## How to complete this task:
The answer must restate every record word for word.

## Data for processing:
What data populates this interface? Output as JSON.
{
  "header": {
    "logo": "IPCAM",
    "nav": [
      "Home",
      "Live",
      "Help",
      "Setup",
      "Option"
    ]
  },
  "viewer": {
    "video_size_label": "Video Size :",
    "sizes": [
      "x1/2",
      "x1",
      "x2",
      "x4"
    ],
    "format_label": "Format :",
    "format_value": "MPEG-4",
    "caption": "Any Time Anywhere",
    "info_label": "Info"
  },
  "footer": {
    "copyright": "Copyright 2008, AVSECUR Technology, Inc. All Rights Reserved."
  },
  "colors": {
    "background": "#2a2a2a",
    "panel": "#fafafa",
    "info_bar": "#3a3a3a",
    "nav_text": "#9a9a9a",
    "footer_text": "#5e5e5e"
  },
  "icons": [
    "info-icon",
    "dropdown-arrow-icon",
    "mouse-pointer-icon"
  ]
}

## Answer to this problem:
What data populates this interface? Output as JSON.
{
  "header": {
    "logo": "IPCAM",
    "nav": [
      "Home",
      "Live",
      "Help",
      "Setup",
      "Option"
    ]
  },
  "viewer": {
    "video_size_label": "Video Size :",
    "sizes": [
      "x1/2",
      "x1",
      "x2",
      "x4"
    ],
    "format_label": "Format :",
    "format_value": "MPEG-4",
    "caption": "Any Time Anywhere",
    "info_label": "Info"
  },
  "footer": {
    "copyright": "Copyright 2008, AVSECUR Technology, Inc. All Rights Reserved."
  },
  "colors": {
    "background": "#2a2a2a",
    "panel": "#fafafa",
    "info_bar": "#3a3a3a",
    "nav_text": "#9a9a9a",
    "footer_text": "#5e5e5e"
  },
  "icons": [
    "info-icon",
    "dropdown-arrow-icon",
    "mouse-pointer-icon"
  ]
}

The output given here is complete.